There are galleries in the artist loft buildings of Brickbottom and Summer Street. To some extent the MFA, ICA, and MIT List support local artists. During her time at the MFA Amy Lighthill was supportive of local artists particularly women. James Manning has been an activist curator dedicated to finding new talent. When Bill Arning was at MIT nobody made more studio visits or knew the city better.

While the MFA continues to be indifferent to Boston artists a prize has been established in the name of the distinguished abstract painter Maud Morgan. It is a scandal that the prize to a mid career, female, Boston artist has not been awarded in several years. Significantly, none of the recipients of the Morgan prize are included in this list of 100 Boston Painters.

The MFA has indicated that it is interested in acquiring work by African American artists. Many noted with pleasure a work by Allan Rohan Crite, a graduate of the Museum School, who passed away at 97 in 2007, in the Art of the Americas wing. The ICA has revived a biannual exhibition and prize for Boston artists.

It is also a pleasure to note that this volume acknowledges the remarkable group of Northampton Realists including Gregory Gillespie and Frances Cohen Gillespie, both now deceased, as well as Jane Lund and Scott Prior. Works by all of these artists, and Randal Diehl, are included in the permanent collection of the MFA.

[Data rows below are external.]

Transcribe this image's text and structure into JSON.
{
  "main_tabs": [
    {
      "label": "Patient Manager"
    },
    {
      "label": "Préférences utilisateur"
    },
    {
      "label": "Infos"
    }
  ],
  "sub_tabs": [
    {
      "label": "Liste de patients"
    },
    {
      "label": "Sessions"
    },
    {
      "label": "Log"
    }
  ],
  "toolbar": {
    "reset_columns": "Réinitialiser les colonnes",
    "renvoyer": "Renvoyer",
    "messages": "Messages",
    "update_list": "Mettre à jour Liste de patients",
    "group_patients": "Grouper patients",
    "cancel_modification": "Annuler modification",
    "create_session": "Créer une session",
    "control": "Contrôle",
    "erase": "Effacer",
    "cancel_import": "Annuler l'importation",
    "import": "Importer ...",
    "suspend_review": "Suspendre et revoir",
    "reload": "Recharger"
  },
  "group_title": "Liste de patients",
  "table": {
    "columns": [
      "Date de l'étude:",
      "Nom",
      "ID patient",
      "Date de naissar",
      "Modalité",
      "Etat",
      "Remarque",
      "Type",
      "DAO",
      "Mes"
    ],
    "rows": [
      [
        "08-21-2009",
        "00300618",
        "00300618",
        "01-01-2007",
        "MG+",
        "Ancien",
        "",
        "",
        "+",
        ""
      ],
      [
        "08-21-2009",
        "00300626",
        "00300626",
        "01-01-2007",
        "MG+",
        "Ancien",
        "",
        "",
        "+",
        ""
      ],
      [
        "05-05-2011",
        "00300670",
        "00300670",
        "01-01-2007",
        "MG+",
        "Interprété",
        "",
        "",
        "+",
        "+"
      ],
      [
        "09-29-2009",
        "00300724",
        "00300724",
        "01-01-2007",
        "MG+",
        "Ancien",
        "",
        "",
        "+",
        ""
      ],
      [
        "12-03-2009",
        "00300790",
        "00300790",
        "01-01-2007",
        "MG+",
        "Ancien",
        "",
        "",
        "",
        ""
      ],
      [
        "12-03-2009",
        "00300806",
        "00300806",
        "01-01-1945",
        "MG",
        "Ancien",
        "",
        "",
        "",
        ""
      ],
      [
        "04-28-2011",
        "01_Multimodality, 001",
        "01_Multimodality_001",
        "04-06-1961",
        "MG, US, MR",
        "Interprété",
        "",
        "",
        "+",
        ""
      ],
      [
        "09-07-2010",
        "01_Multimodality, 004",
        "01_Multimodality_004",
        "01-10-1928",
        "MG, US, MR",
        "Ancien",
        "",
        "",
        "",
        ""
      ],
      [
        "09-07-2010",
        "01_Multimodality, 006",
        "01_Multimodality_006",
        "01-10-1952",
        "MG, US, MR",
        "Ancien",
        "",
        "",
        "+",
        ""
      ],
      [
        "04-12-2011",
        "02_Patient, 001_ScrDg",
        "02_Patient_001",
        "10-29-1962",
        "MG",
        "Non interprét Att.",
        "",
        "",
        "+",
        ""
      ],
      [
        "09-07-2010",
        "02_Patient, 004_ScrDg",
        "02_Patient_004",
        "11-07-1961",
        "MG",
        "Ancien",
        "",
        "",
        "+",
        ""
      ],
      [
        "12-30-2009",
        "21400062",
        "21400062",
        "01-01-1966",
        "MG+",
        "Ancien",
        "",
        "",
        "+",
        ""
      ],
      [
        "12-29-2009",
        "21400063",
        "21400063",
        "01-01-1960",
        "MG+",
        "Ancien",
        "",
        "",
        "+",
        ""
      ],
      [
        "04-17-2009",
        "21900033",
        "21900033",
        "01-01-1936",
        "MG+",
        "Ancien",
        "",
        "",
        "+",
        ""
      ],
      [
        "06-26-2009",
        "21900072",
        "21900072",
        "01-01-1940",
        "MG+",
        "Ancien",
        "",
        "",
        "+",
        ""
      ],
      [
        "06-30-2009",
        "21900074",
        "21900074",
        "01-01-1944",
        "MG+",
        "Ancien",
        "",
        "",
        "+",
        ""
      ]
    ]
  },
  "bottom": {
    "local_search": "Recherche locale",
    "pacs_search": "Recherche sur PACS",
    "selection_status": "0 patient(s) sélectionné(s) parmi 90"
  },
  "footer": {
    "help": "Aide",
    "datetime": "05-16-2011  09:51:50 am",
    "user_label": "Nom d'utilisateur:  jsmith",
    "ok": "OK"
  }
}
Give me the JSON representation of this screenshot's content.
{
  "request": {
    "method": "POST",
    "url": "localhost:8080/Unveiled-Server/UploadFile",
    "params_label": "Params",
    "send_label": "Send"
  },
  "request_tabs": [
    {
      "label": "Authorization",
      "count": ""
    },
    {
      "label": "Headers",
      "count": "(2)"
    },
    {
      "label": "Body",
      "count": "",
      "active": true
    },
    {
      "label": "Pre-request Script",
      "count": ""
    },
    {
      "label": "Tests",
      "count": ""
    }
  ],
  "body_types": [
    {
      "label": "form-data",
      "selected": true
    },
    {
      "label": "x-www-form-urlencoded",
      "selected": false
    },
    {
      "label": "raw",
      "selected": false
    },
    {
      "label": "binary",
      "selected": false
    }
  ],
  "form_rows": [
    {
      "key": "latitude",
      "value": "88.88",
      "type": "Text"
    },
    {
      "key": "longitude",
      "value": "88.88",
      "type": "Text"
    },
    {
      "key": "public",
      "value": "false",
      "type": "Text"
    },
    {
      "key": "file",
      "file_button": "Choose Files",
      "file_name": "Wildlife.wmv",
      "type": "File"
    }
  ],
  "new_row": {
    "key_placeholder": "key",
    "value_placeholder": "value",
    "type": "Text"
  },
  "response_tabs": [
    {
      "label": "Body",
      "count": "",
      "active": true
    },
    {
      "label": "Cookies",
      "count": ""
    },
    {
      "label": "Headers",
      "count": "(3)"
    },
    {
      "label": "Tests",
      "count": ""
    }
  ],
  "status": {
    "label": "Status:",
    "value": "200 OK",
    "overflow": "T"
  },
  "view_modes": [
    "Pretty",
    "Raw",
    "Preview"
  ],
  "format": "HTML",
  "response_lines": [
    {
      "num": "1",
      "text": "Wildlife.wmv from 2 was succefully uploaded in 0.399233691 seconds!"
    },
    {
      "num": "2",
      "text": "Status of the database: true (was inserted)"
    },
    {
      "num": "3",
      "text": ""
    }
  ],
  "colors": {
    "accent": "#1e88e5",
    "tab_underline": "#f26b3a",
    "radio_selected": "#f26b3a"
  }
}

Because of a lack of familiarity it has not been possible to discuss all of the artists who are included in this book.  No effort at a brief essay in this context is beyond criticism and second guessing. But it has been a challenge, pleasure, honor and delight to be involved in such a wonderful and ambitious project.

Let us hope that this book provides a jumping off point and signifier of the importance and impact of Boston Painting.